Everyone receiving care has a right to be treated fairly, with respect, as an equal and without discrimination, with dignity and with their views and wishes made central to any decisions that they must take. Otherwise their human rights will be at risk of being breached.

Care services should have clear policies that reflect how they are complying with the Human Rights Act 1998 when offering care and support. Such policies should cover all users, but specifically those who might lack the mental capacity to take their own decisions about their care needs and whose rights might need to be protected because of the possible loss of their liberty arising from the decisions that are taken on their behalf. Such decisions, including any that deprive a person of their liberty, are taken in line with the Mental Capacity Act 2005, which applies to England and Wales, with separate legislation for Scotland.
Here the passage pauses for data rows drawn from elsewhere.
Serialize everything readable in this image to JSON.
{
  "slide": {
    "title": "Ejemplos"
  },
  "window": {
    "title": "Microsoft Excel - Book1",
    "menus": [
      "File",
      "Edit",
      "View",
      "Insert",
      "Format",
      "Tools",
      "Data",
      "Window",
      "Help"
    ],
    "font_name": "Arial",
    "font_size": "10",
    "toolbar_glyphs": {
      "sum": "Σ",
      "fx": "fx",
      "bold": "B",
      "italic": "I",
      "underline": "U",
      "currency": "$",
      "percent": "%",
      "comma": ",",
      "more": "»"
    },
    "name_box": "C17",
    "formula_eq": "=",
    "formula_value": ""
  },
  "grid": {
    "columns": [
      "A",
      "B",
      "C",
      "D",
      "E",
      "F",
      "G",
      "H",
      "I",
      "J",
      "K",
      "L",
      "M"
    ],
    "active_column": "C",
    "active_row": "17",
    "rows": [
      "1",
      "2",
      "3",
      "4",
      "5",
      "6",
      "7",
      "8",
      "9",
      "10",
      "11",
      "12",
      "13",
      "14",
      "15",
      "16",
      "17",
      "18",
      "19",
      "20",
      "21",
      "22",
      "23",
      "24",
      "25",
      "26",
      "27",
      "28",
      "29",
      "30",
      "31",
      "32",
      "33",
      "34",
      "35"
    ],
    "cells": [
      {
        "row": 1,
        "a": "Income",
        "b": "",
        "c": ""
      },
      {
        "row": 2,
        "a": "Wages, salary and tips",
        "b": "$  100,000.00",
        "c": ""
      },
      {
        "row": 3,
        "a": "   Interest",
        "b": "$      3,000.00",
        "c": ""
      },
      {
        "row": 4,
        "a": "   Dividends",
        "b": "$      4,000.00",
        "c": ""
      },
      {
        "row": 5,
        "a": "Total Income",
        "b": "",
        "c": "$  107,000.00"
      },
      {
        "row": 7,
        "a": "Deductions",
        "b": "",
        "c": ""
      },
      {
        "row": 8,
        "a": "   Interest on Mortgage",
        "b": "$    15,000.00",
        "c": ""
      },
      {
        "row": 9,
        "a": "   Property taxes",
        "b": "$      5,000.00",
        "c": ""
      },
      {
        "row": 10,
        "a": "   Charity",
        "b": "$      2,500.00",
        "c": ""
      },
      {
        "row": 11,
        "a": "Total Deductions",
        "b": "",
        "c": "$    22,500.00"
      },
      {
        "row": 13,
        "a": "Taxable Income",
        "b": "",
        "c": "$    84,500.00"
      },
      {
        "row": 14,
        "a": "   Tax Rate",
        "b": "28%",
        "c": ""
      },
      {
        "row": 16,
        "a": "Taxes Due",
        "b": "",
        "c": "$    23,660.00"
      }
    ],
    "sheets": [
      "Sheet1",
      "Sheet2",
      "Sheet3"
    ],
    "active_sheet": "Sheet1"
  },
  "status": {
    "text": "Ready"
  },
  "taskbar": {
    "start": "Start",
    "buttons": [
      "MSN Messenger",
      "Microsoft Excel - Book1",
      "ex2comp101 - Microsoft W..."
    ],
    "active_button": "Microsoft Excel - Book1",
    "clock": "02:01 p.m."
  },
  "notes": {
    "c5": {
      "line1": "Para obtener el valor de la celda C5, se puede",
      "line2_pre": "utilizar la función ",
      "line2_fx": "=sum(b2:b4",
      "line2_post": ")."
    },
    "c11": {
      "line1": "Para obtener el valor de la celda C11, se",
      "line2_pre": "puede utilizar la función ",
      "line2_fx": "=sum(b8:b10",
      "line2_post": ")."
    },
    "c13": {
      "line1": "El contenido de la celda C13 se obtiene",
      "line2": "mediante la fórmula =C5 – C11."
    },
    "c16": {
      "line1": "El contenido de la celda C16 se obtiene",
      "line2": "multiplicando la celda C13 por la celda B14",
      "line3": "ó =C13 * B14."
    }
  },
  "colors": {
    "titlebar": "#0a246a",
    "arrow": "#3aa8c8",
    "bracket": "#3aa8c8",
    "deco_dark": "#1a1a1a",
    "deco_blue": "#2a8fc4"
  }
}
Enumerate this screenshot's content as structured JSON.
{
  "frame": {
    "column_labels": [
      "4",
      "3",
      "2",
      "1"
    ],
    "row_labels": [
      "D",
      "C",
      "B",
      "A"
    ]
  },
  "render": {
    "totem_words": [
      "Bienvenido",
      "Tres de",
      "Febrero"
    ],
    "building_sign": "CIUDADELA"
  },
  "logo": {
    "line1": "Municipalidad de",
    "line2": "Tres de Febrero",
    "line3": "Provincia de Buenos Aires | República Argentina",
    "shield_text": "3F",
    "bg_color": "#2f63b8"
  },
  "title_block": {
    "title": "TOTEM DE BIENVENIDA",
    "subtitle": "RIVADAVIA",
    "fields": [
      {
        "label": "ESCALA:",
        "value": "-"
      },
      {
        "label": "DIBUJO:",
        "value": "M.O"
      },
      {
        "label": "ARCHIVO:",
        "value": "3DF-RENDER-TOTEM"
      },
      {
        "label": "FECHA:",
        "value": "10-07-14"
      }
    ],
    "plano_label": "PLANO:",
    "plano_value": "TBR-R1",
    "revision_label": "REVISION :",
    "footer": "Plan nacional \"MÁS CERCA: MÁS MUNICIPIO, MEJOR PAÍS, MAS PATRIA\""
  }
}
In April 2019 Parliament passed a Mental Capacity Amendment Act, which revises the system and procedures for authorising deprivation of liberty. How the new safeguards will apply is not — in October 2019 — known, but the plan is to implement new regulations from October 2020 operating alongside existing authorisation procedures for one year.
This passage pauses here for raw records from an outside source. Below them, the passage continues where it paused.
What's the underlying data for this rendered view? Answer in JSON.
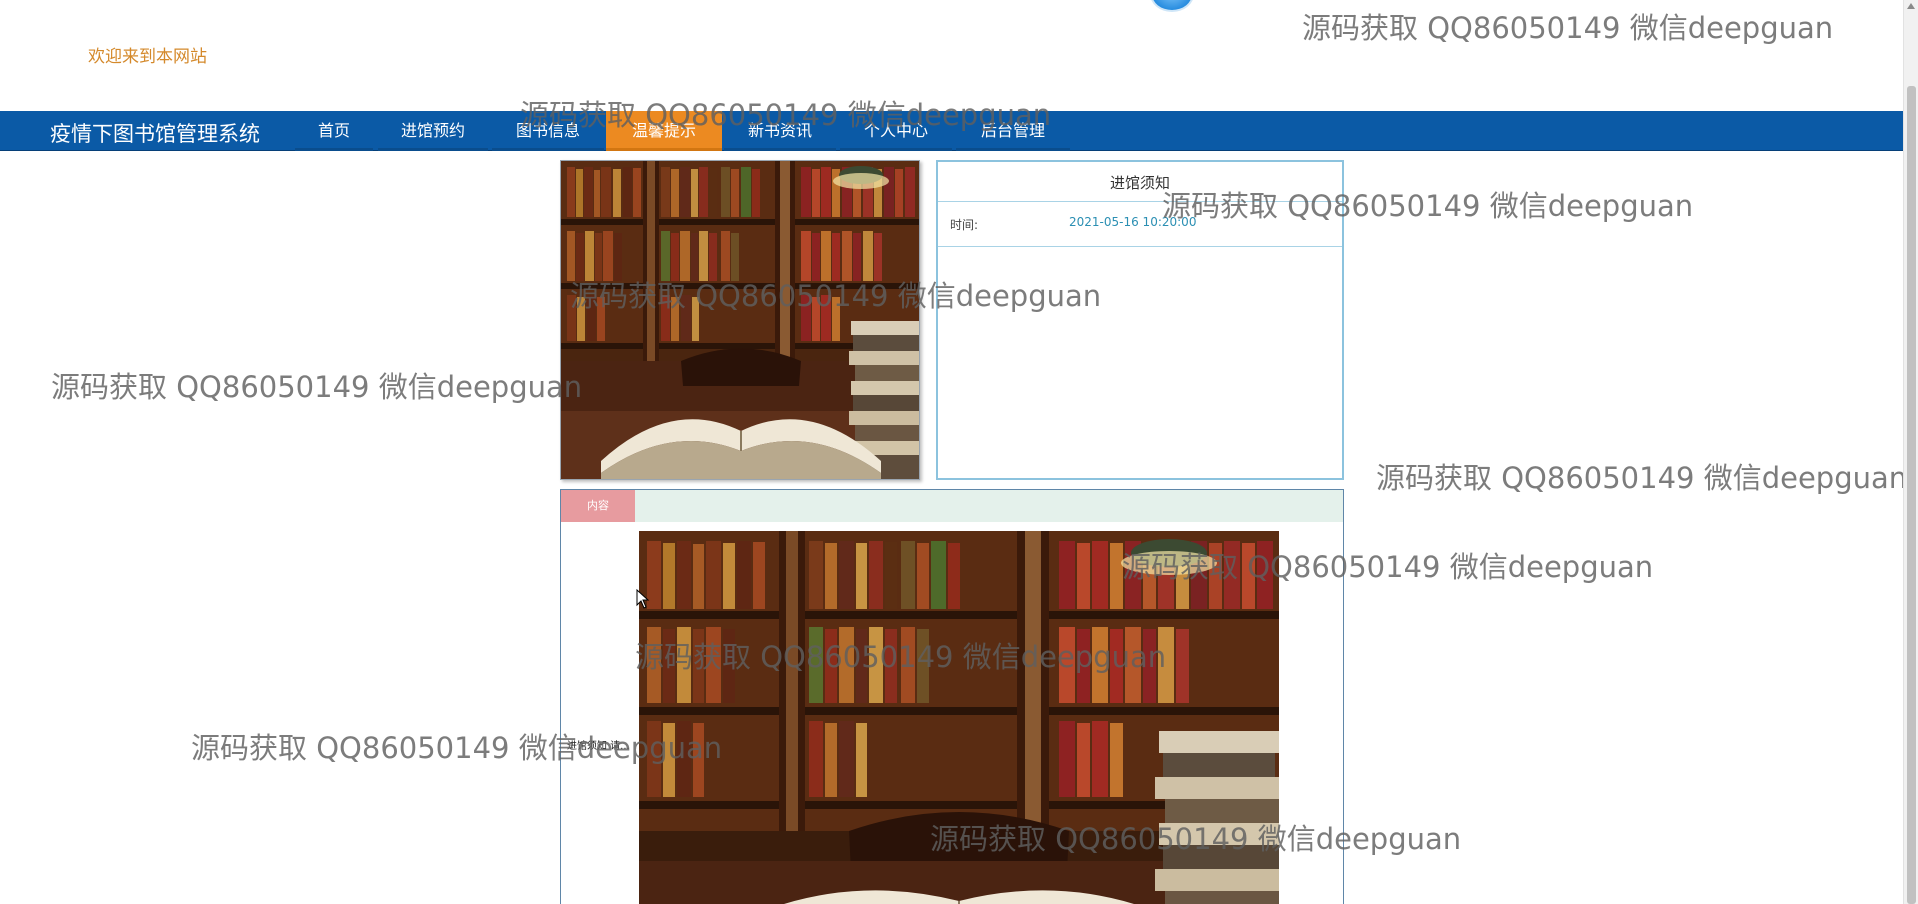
{
  "header": {
    "welcome": "欢迎来到本网站"
  },
  "nav": {
    "brand": "疫情下图书馆管理系统",
    "items": [
      {
        "label": "首页"
      },
      {
        "label": "进馆预约"
      },
      {
        "label": "图书信息"
      },
      {
        "label": "温馨提示",
        "active": true
      },
      {
        "label": "新书资讯"
      },
      {
        "label": "个人中心"
      },
      {
        "label": "后台管理"
      }
    ]
  },
  "notice": {
    "title": "进馆须知",
    "time_label": "时间:",
    "time_value": "2021-05-16 10:20:00"
  },
  "content": {
    "tab_label": "内容",
    "side_text": "进馆须知 请..."
  },
  "watermark": {
    "text": "源码获取 QQ86050149 微信deepguan"
  },
  "colors": {
    "nav_bg": "#0b5aa6",
    "nav_active": "#ec8a21",
    "welcome_text": "#d4892b",
    "tab_bg": "#e79b9f",
    "tabbar_bg": "#e4f1eb"
  }
}
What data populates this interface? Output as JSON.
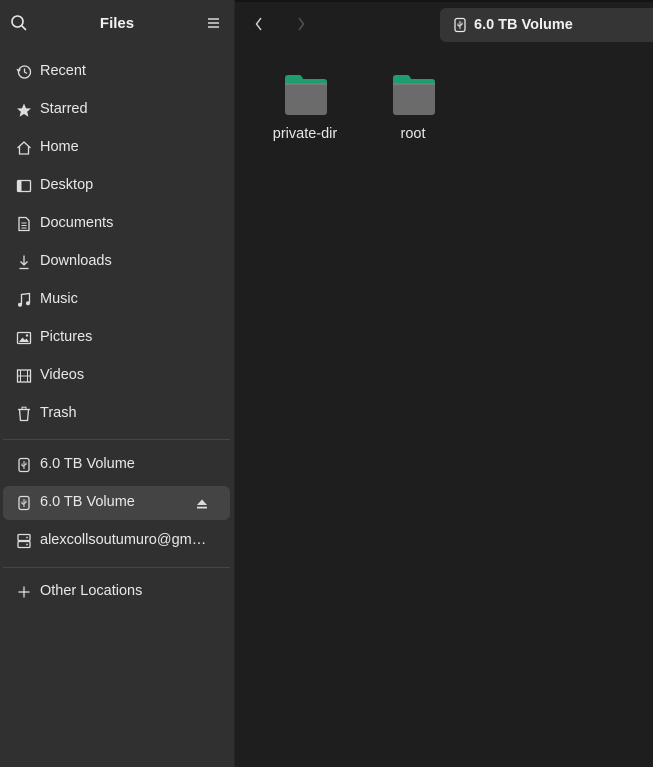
{
  "sidebar": {
    "title": "Files",
    "places": [
      {
        "label": "Recent",
        "icon": "clock-icon"
      },
      {
        "label": "Starred",
        "icon": "star-icon"
      },
      {
        "label": "Home",
        "icon": "home-icon"
      },
      {
        "label": "Desktop",
        "icon": "desktop-icon"
      },
      {
        "label": "Documents",
        "icon": "document-icon"
      },
      {
        "label": "Downloads",
        "icon": "download-icon"
      },
      {
        "label": "Music",
        "icon": "music-icon"
      },
      {
        "label": "Pictures",
        "icon": "picture-icon"
      },
      {
        "label": "Videos",
        "icon": "video-icon"
      },
      {
        "label": "Trash",
        "icon": "trash-icon"
      }
    ],
    "devices": [
      {
        "label": "6.0 TB Volume",
        "icon": "usb-drive-icon",
        "selected": false,
        "eject": false
      },
      {
        "label": "6.0 TB Volume",
        "icon": "usb-drive-icon",
        "selected": true,
        "eject": true
      },
      {
        "label": "alexcollsoutumuro@gm…",
        "icon": "network-drive-icon",
        "selected": false,
        "eject": false
      }
    ],
    "other": {
      "label": "Other Locations",
      "icon": "plus-icon"
    }
  },
  "toolbar": {
    "path_label": "6.0 TB Volume"
  },
  "files": [
    {
      "name": "private-dir",
      "type": "folder"
    },
    {
      "name": "root",
      "type": "folder"
    }
  ],
  "colors": {
    "accent_folder_tab": "#1e9e6e",
    "folder_body": "#6b6b6b",
    "sidebar_bg": "#303030",
    "main_bg": "#1e1e1e",
    "selected_bg": "#444444"
  }
}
This topic should be used with reference to the Mental Capacity topic, which includes discussion of the handling of DoLS authorisations during the 2020 coronavirus outbreak, based on the Department of Health and Social Care guidance, The Mental Capacity Act (2005) (MCA) and Deprivation of Liberty Safeguards (DoLS) During the Coronavirus (COVID-19) Pandemic.
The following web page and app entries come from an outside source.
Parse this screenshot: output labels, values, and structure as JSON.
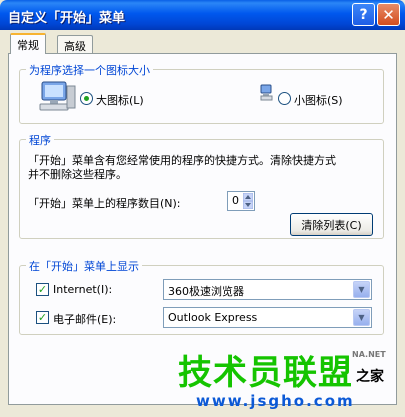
{
  "window": {
    "title": "自定义「开始」菜单",
    "help_glyph": "?",
    "close_glyph": "✕"
  },
  "tabs": [
    {
      "label": "常规",
      "active": true
    },
    {
      "label": "高级",
      "active": false
    }
  ],
  "icon_size_group": {
    "label": "为程序选择一个图标大小",
    "large_label": "大图标(L)",
    "small_label": "小图标(S)",
    "selected": "large",
    "large_icon": "large-computer-icon",
    "small_icon": "small-computer-icon"
  },
  "programs_group": {
    "label": "程序",
    "description_line1": "「开始」菜单含有您经常使用的程序的快捷方式。清除快捷方式",
    "description_line2": "并不删除这些程序。",
    "count_label": "「开始」菜单上的程序数目(N):",
    "count_value": "0",
    "clear_button": "清除列表(C)"
  },
  "show_group": {
    "label": "在「开始」菜单上显示",
    "internet_label": "Internet(I):",
    "internet_checked": true,
    "internet_value": "360极速浏览器",
    "email_label": "电子邮件(E):",
    "email_checked": true,
    "email_value": "Outlook Express"
  },
  "watermark": {
    "brand": "技术员联盟",
    "url": "www.jsgho.com",
    "suffix": "之家",
    "net": "NA.NET"
  },
  "colors": {
    "titlebar": "#0058ee",
    "group_label": "#0046d5",
    "watermark_green": "#15c400",
    "watermark_blue": "#0b59d6"
  }
}
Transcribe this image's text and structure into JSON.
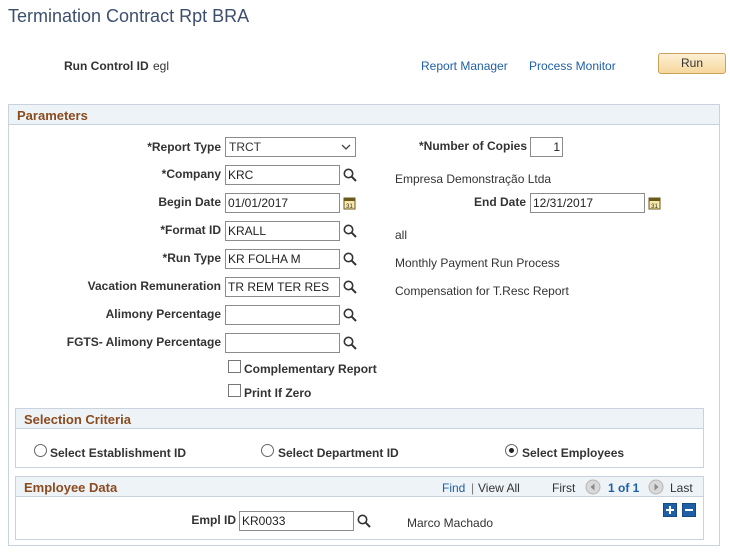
{
  "page": {
    "title": "Termination Contract Rpt BRA"
  },
  "header": {
    "run_control_label": "Run Control ID",
    "run_control_value": "egl",
    "report_manager": "Report Manager",
    "process_monitor": "Process Monitor",
    "run_button": "Run"
  },
  "parameters": {
    "title": "Parameters",
    "report_type_label": "*Report Type",
    "report_type_value": "TRCT",
    "copies_label": "*Number of Copies",
    "copies_value": "1",
    "company_label": "*Company",
    "company_value": "KRC",
    "company_desc": "Empresa Demonstração Ltda",
    "begin_date_label": "Begin Date",
    "begin_date_value": "01/01/2017",
    "end_date_label": "End Date",
    "end_date_value": "12/31/2017",
    "format_id_label": "*Format ID",
    "format_id_value": "KRALL",
    "format_id_desc": "all",
    "run_type_label": "*Run Type",
    "run_type_value": "KR FOLHA M",
    "run_type_desc": "Monthly Payment Run Process",
    "vacation_label": "Vacation Remuneration",
    "vacation_value": "TR REM TER RES",
    "vacation_desc": "Compensation for T.Resc Report",
    "alimony_label": "Alimony Percentage",
    "alimony_value": "",
    "fgts_label": "FGTS- Alimony Percentage",
    "fgts_value": "",
    "complementary_label": "Complementary Report",
    "print_zero_label": "Print If Zero"
  },
  "selection": {
    "title": "Selection Criteria",
    "establishment_label": "Select Establishment ID",
    "department_label": "Select Department ID",
    "employees_label": "Select Employees",
    "selected": "employees"
  },
  "employee": {
    "title": "Employee Data",
    "find": "Find",
    "separator": "|",
    "view_all": "View All",
    "first": "First",
    "pager": "1 of 1",
    "last": "Last",
    "empl_id_label": "Empl ID",
    "empl_id_value": "KR0033",
    "empl_name": "Marco Machado"
  }
}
Quick Facts

Key points you need to know on this topic.


Detailed information on all matters in this topic.